The restaurant's Senior Executive Vice President and Chief Brand Officer Steve Easterbrook will replace Thompson, who is a 25-year veteran of the company, the company announced on Wednesday.
Previously, Easterbrook served as president of McDonald's Europe and led the chain's "efforts to elevate its marketing, advance menu innovation, and create an infrastructure for its digital initiatives," it said in a release. The company's CFO Pete Bensen will also transition to the role of chief administrative officer while Kevin Ozan, the company's current corporate controller, will become the chain's new CFO.
On Friday, the company delivered its latest update on its continuing U.S. turnaround, ongoing problems in Asia and the currency headwinds it faces.
Following the CEO departure news, the company's stock ticked up 3 percent. (Click here to tracks its shares.)
As McDonald's continues its turnaround effort, Bill Smead, CEO and chief investment officer of Smead Capital Management, said he'd like to see the company take more risks and focus more on what customers want. The firm is a long-term shareholder in the company with about 180,000 shares
"Trying to please everybody is one of the issues that they're dealing with," he said in a phone interview. He also added he thinks the current low interest environment and McDonald's high dividend yield has kept McDonald's stock higher than it typically would be.
McDonald's stock is nearly flat during Thompson's tenure as CEO, compared to a 33 percent surge in the Dow and a 47 percent jump in the S&P 500.
In fiscal year 2014, global comparable sales growth, a key restaurant industry metric, dropped 1 percent, and its U.S. unit delivered a 2.1 percent decrease in comps. In fiscal year 2013, global comparable sales growth, a key restaurant industry metric, rose just 0.2 percent.
To turn around the U.S. unit, the company is shelving some menu items to reduce complexity, creating a build-your-own sandwich platform and focusing its advertising its efforts on stressing the quality of its food to consumers.
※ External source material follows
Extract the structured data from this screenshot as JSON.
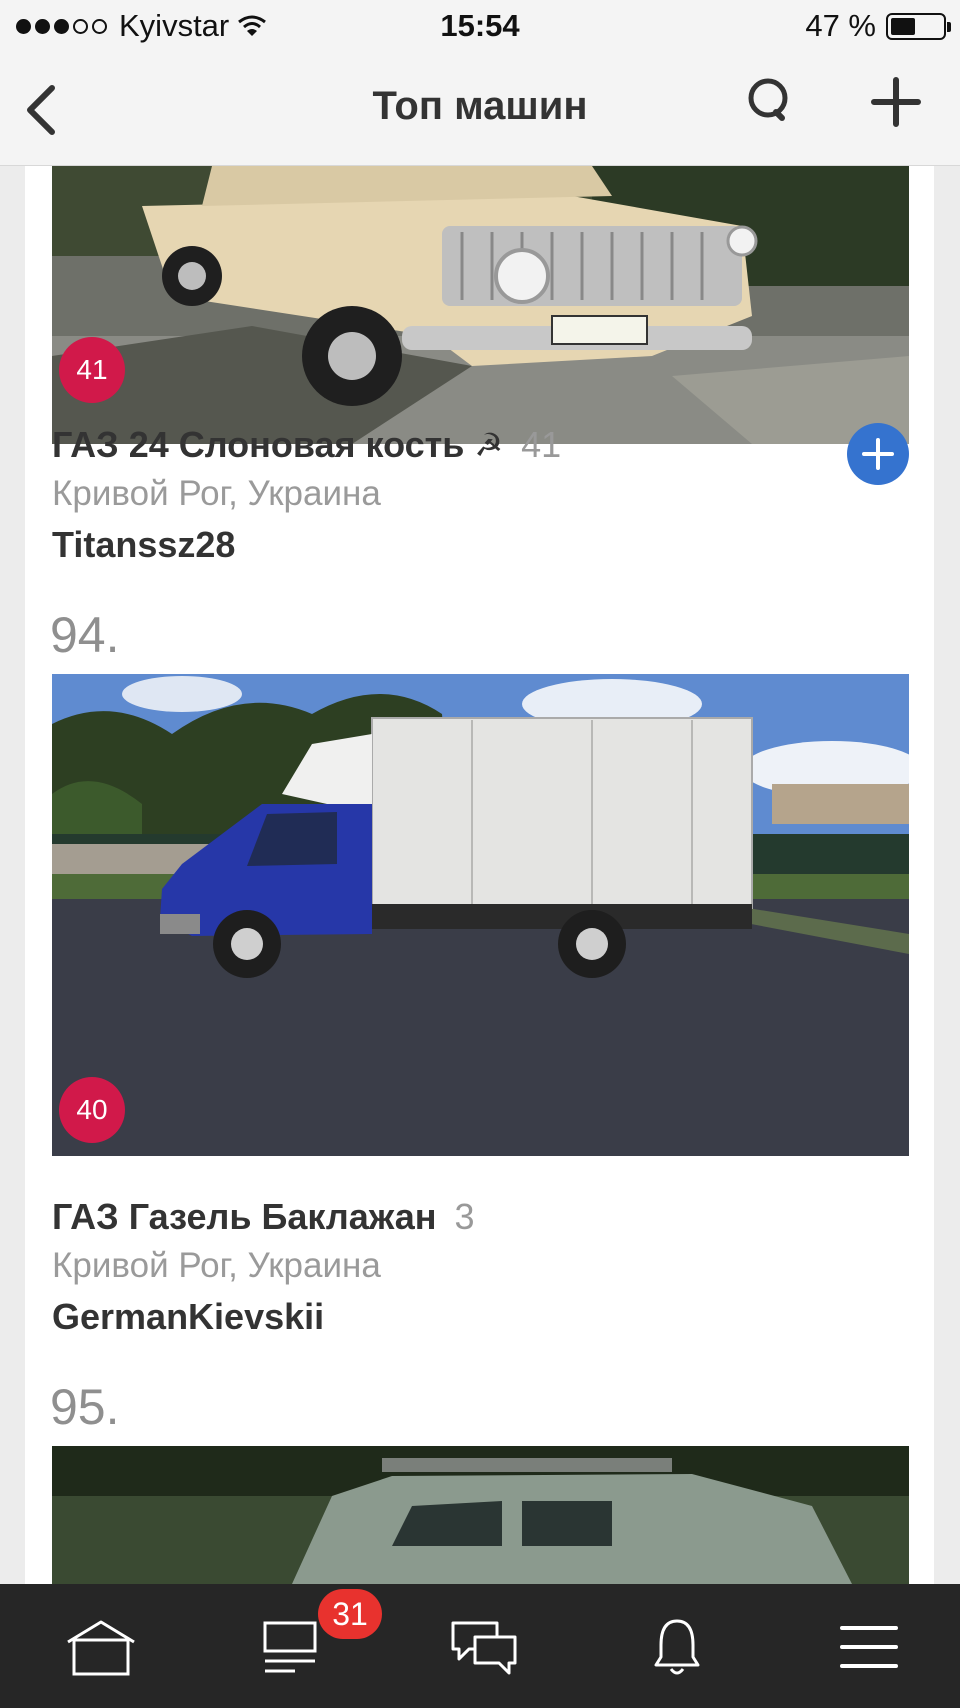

It's also doubling down on its digital efforts as restaurant technology becomes an increasingly large focus in the industry.
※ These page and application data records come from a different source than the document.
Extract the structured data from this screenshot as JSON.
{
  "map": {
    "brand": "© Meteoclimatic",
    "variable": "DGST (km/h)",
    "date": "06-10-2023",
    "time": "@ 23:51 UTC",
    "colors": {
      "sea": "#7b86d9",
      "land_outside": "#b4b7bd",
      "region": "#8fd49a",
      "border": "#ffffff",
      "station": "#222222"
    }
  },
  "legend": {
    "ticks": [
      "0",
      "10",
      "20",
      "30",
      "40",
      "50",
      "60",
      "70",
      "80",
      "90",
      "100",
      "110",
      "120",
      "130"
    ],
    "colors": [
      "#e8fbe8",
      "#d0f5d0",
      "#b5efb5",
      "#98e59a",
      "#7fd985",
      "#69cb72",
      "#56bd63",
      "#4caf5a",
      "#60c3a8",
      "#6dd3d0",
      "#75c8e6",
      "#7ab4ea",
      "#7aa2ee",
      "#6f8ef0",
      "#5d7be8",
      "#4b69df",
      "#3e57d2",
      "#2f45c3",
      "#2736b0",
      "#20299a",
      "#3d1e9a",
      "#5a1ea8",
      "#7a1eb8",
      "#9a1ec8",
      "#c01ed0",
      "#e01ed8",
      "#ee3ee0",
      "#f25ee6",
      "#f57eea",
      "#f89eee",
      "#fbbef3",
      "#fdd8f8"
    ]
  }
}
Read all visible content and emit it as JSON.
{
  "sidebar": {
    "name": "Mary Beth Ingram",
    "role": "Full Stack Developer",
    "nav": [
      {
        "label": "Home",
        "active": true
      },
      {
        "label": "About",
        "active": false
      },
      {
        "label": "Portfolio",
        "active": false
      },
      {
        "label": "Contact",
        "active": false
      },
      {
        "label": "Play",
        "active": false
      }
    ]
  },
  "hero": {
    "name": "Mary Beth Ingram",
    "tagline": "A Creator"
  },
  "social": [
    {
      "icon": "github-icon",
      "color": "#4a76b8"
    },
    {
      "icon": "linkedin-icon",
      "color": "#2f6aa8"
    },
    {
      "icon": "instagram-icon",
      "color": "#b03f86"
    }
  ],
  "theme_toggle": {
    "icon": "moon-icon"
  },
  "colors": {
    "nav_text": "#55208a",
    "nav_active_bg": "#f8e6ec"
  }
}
In China and Japan, the chain has faced continued fallout after one of its suppliers became the center of a food safety scandal in mid-July.
A stronger dollar has also hampered its profits since its sales in currencies that have fallen like the euro are worth less in U.S. dollars.
Ahead of the CEO departure, Wall Street has been cautious on the company's stock with only six giving it either a "buy" or "overweight" rating, according to FactSet.